Romans 7:9-10 — For I was alive without the law once: but when the commandment came, sin revived, and I died.
And the commandment, which was ordained to life, I found to be unto death.
I was alive — in contrast to "sin is dead" in verse 8. Paul refers to freedom from a disturbing conscience, unaware of his alienation from God.
when the commandment came — He became aware of the law and its restrictions upon his natural tendencies
sin revived — manifested its evil
I died — Paul realized the sinfulness of sin and his lostness.
ordained to live — promised life as a reward for obedience
The former imagined state of happiness had given place to a realization of the actual condition in the sight of God.
The blame for man's condition is placed on man's sin, not on the law (verses 8, 9, 11, 13).

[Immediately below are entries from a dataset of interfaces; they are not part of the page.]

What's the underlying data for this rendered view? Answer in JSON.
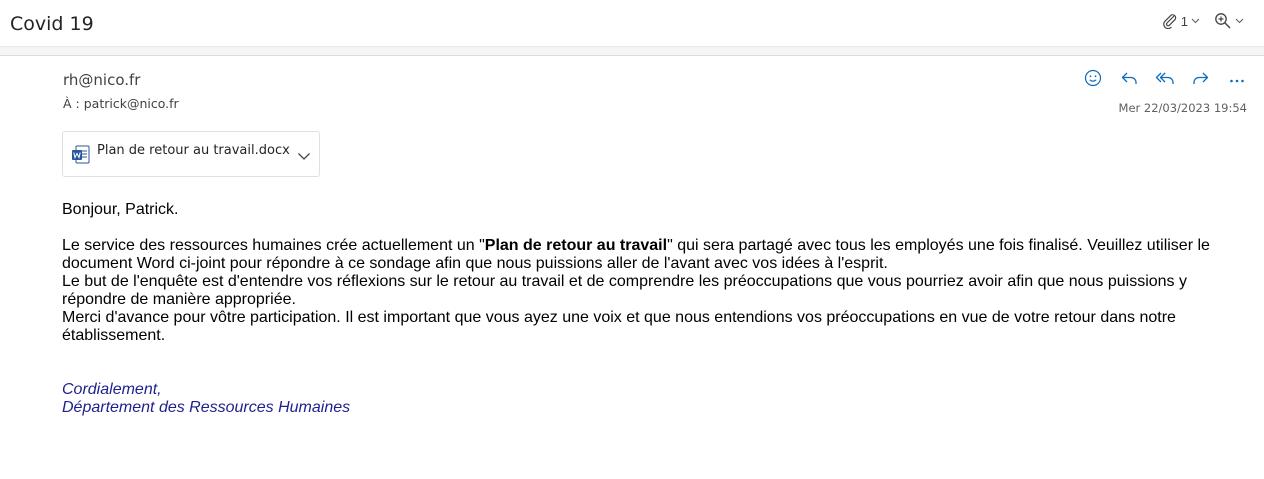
{
  "header": {
    "subject": "Covid 19",
    "attachment_count": "1",
    "icons": [
      "paperclip-icon",
      "zoom-icon"
    ]
  },
  "message": {
    "from": "rh@nico.fr",
    "to_label": "À :",
    "to": "patrick@nico.fr",
    "date": "Mer 22/03/2023 19:54",
    "actions": [
      "emoji-icon",
      "reply-icon",
      "reply-all-icon",
      "forward-icon",
      "more-icon"
    ]
  },
  "attachment": {
    "name": "Plan de retour au travail.docx",
    "icon": "word-doc-icon"
  },
  "body": {
    "greeting": "Bonjour, Patrick.",
    "p1_before": "Le service des ressources humaines crée actuellement un \"",
    "p1_bold": "Plan de retour au travail",
    "p1_after": "\" qui sera partagé avec tous les employés une fois finalisé. Veuillez utiliser le document Word ci-joint pour répondre à ce sondage afin que nous puissions aller de l'avant avec vos idées à l'esprit.",
    "p2": "Le but de l'enquête est d'entendre vos réflexions sur le retour au travail et de comprendre les préoccupations que vous pourriez avoir afin que nous puissions y répondre de manière appropriée.",
    "p3": "Merci d'avance pour vôtre participation. Il est important que vous ayez une voix et que nous entendions vos préoccupations en vue de votre retour dans notre établissement."
  },
  "signature": {
    "line1": "Cordialement,",
    "line2": "Département des Ressources Humaines"
  },
  "colors": {
    "accent": "#0f6cbd",
    "signature": "#1f1f8f"
  }
}
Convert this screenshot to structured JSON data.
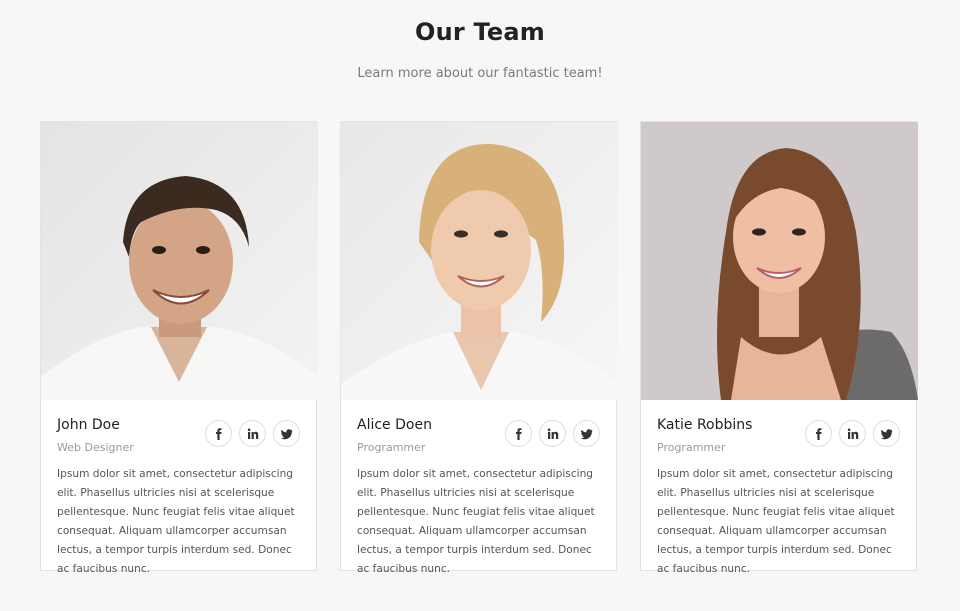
{
  "header": {
    "title": "Our Team",
    "subtitle": "Learn more about our fantastic team!"
  },
  "team": [
    {
      "name": "John Doe",
      "role": "Web Designer",
      "bio": "Ipsum dolor sit amet, consectetur adipiscing elit. Phasellus ultricies nisi at scelerisque pellentesque. Nunc feugiat felis vitae aliquet consequat. Aliquam ullamcorper accumsan lectus, a tempor turpis interdum sed. Donec ac faucibus nunc.",
      "social": [
        "facebook-icon",
        "linkedin-icon",
        "twitter-icon"
      ]
    },
    {
      "name": "Alice Doen",
      "role": "Programmer",
      "bio": "Ipsum dolor sit amet, consectetur adipiscing elit. Phasellus ultricies nisi at scelerisque pellentesque. Nunc feugiat felis vitae aliquet consequat. Aliquam ullamcorper accumsan lectus, a tempor turpis interdum sed. Donec ac faucibus nunc.",
      "social": [
        "facebook-icon",
        "linkedin-icon",
        "twitter-icon"
      ]
    },
    {
      "name": "Katie Robbins",
      "role": "Programmer",
      "bio": "Ipsum dolor sit amet, consectetur adipiscing elit. Phasellus ultricies nisi at scelerisque pellentesque. Nunc feugiat felis vitae aliquet consequat. Aliquam ullamcorper accumsan lectus, a tempor turpis interdum sed. Donec ac faucibus nunc.",
      "social": [
        "facebook-icon",
        "linkedin-icon",
        "twitter-icon"
      ]
    }
  ],
  "colors": {
    "page_background": "#f7f7f7",
    "card_background": "#ffffff",
    "heading": "#222222",
    "muted": "#9a9a9a"
  }
}
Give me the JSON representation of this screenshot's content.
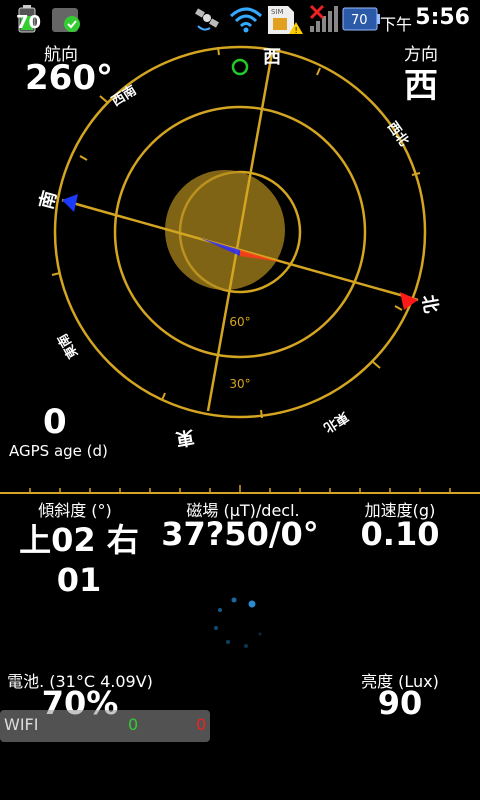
{
  "status_bar": {
    "battery_level": "70",
    "battery_right_level": "70",
    "ampm": "下午",
    "time": "5:56",
    "icons": [
      "battery-icon",
      "app-icon",
      "satellite-icon",
      "wifi-icon",
      "sim-warning-icon",
      "no-signal-icon",
      "battery-icon",
      "clock"
    ]
  },
  "heading": {
    "label": "航向",
    "value": "260°"
  },
  "direction": {
    "label": "方向",
    "value": "西"
  },
  "compass": {
    "labels": {
      "west": "西",
      "south": "南",
      "north": "北",
      "east": "東",
      "southwest": "西南",
      "northwest": "西北",
      "southeast": "東南",
      "northeast": "東北"
    },
    "ring_60": "60°",
    "ring_30": "30°",
    "colors": {
      "ring": "#d4a520",
      "north_arrow": "#ff1a1a",
      "south_arrow": "#1a3aff",
      "gps_dot": "#22cc22"
    }
  },
  "agps": {
    "value": "0",
    "label": "AGPS age (d)"
  },
  "tilt": {
    "label": "傾斜度 (°)",
    "value": "上02 右01"
  },
  "magnetic": {
    "label": "磁場 (µT)/decl.",
    "value": "37?50/0°"
  },
  "acceleration": {
    "label": "加速度(g)",
    "value": "0.10"
  },
  "battery": {
    "label": "電池. (31°C 4.09V)",
    "value": "70%"
  },
  "lux": {
    "label": "亮度 (Lux)",
    "value": "90"
  },
  "wifi": {
    "label": "WIFI",
    "green": "0",
    "red": "0"
  }
}
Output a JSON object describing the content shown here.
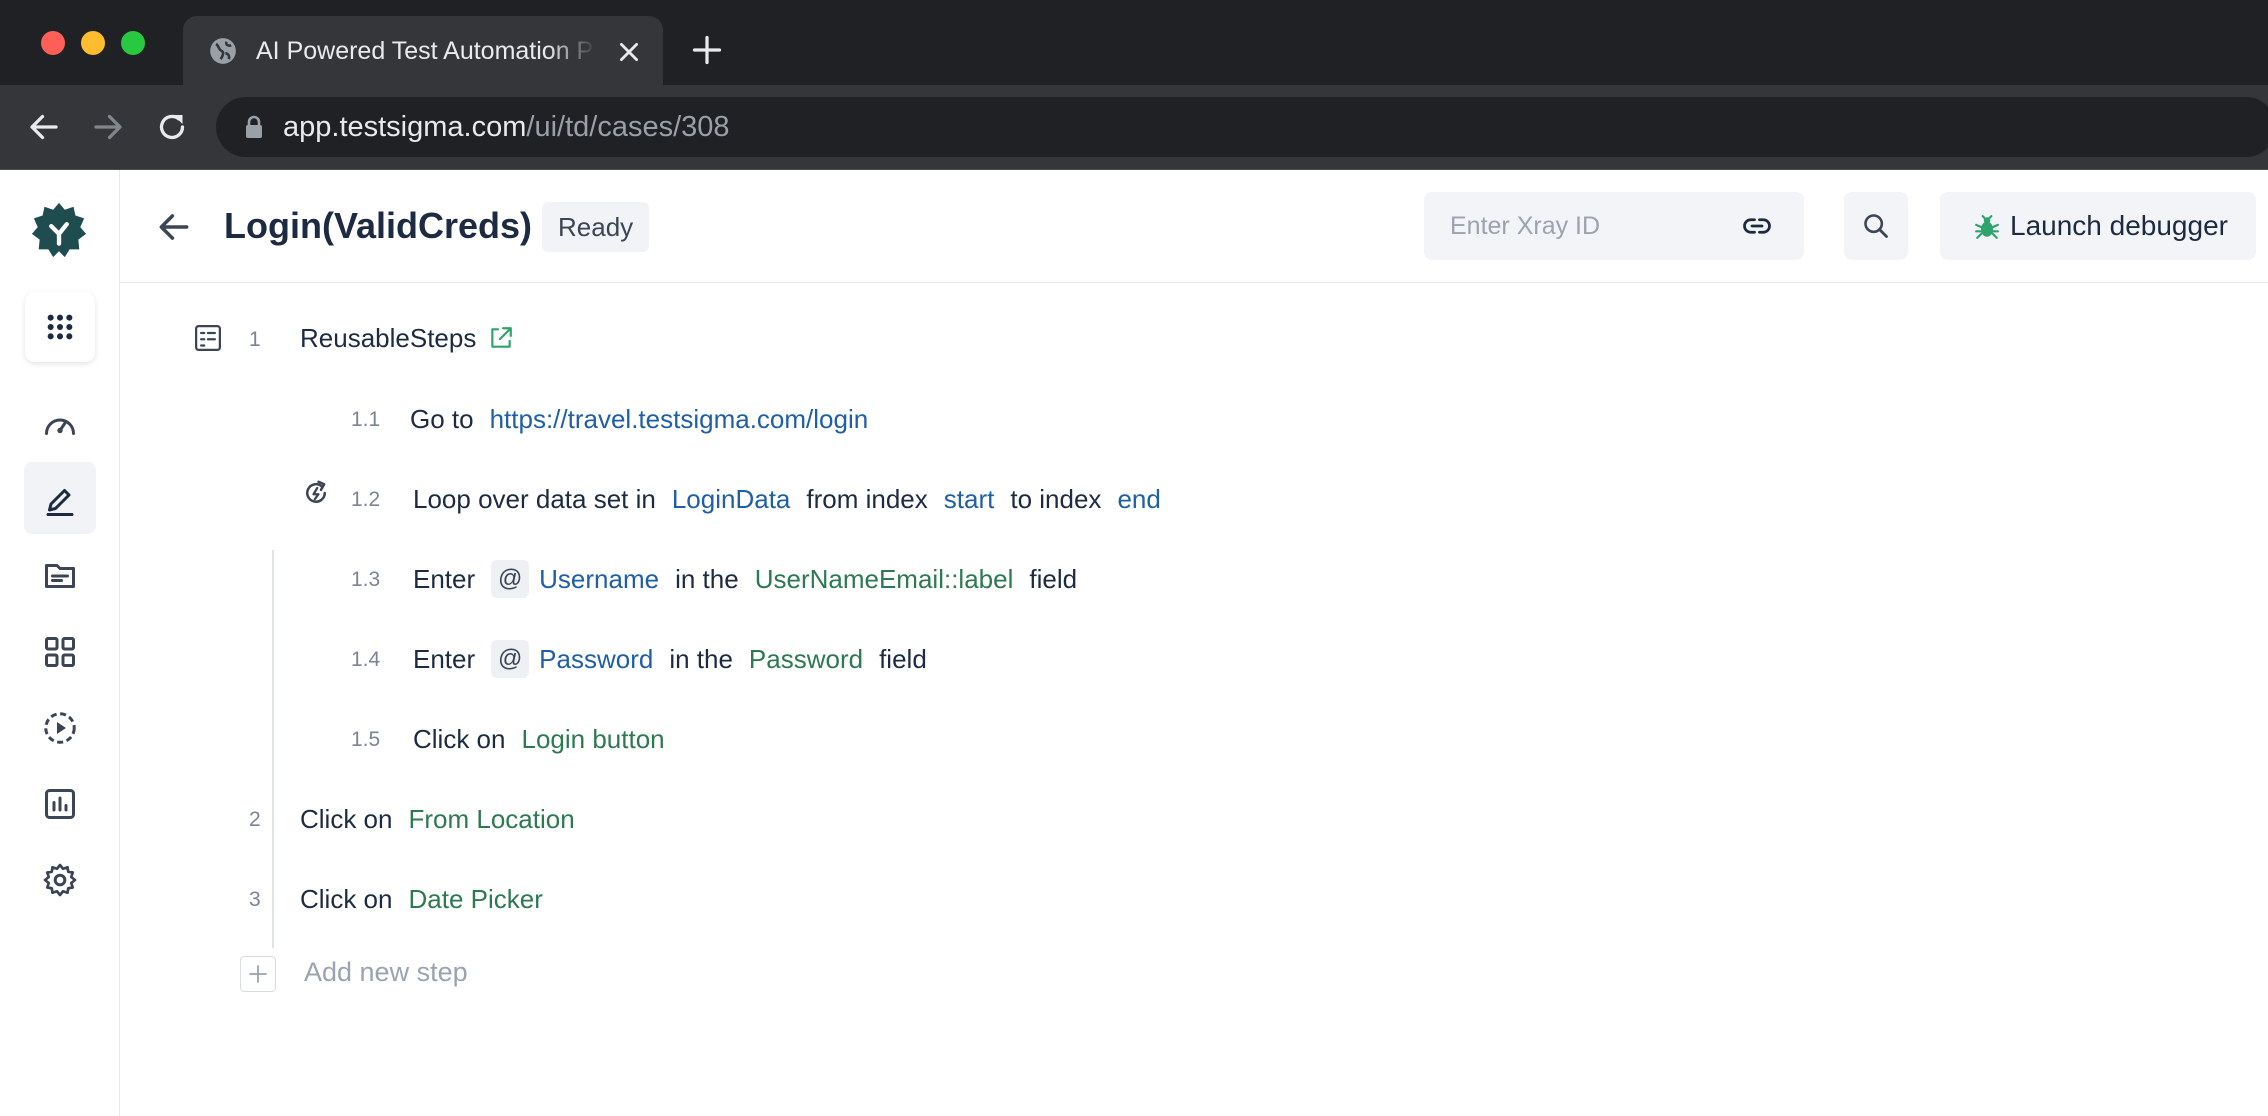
{
  "browser": {
    "tab_title": "AI Powered Test Automation Platform",
    "url_host": "app.testsigma.com",
    "url_path": "/ui/td/cases/308"
  },
  "header": {
    "title": "Login(ValidCreds)",
    "status": "Ready",
    "xray_placeholder": "Enter Xray ID",
    "debugger_label": "Launch debugger"
  },
  "steps": {
    "s1": {
      "num": "1",
      "label": "ReusableSteps"
    },
    "s1_1": {
      "num": "1.1",
      "kw1": "Go to",
      "link": "https://travel.testsigma.com/login"
    },
    "s1_2": {
      "num": "1.2",
      "kw1": "Loop over data set in",
      "dataset": "LoginData",
      "kw2": "from index",
      "start": "start",
      "kw3": "to index",
      "end": "end"
    },
    "s1_3": {
      "num": "1.3",
      "kw1": "Enter",
      "at": "@",
      "param": "Username",
      "kw2": "in the",
      "element": "UserNameEmail::label",
      "kw3": "field"
    },
    "s1_4": {
      "num": "1.4",
      "kw1": "Enter",
      "at": "@",
      "param": "Password",
      "kw2": "in the",
      "element": "Password",
      "kw3": "field"
    },
    "s1_5": {
      "num": "1.5",
      "kw1": "Click on",
      "element": "Login button"
    },
    "s2": {
      "num": "2",
      "kw1": "Click on",
      "element": "From Location"
    },
    "s3": {
      "num": "3",
      "kw1": "Click on",
      "element": "Date Picker"
    }
  },
  "add_step_label": "Add new step",
  "icons": {
    "sidebar": [
      "apps-grid-icon",
      "dashboard-icon",
      "edit-icon",
      "folder-icon",
      "modules-icon",
      "run-icon",
      "reports-icon",
      "settings-icon"
    ],
    "debugger": "bug-icon"
  },
  "colors": {
    "brand": "#1f4d4f",
    "element_token": "#2d7a51",
    "data_token": "#1f5fa8",
    "debugger_icon": "#2ea36b"
  }
}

Having learned this, we must die to everything of self. THe law hastens this process by teaching us that there is no hope in self-effort. No man can keep the law of God. Let us not fall into the error of the Pharisees who boasted in the law; actually, they built themselves up, like a short man who buys platform-sole shoes. At the same time, they sought to whittle the divine law to their measure, and consoled themselves with the notion that they were almost reaching the measure of God's standards. If we are guilty of such smugness, the Holy Spirit must crucify it before we can even begin to be sanctified. Holiness produced by the flesh, no matter what its form, is hateful to God. He wants only the holiness that comes by the Holy Spirit through Christ. — Donald Grey Barnhouse, God's Freedom, page 230.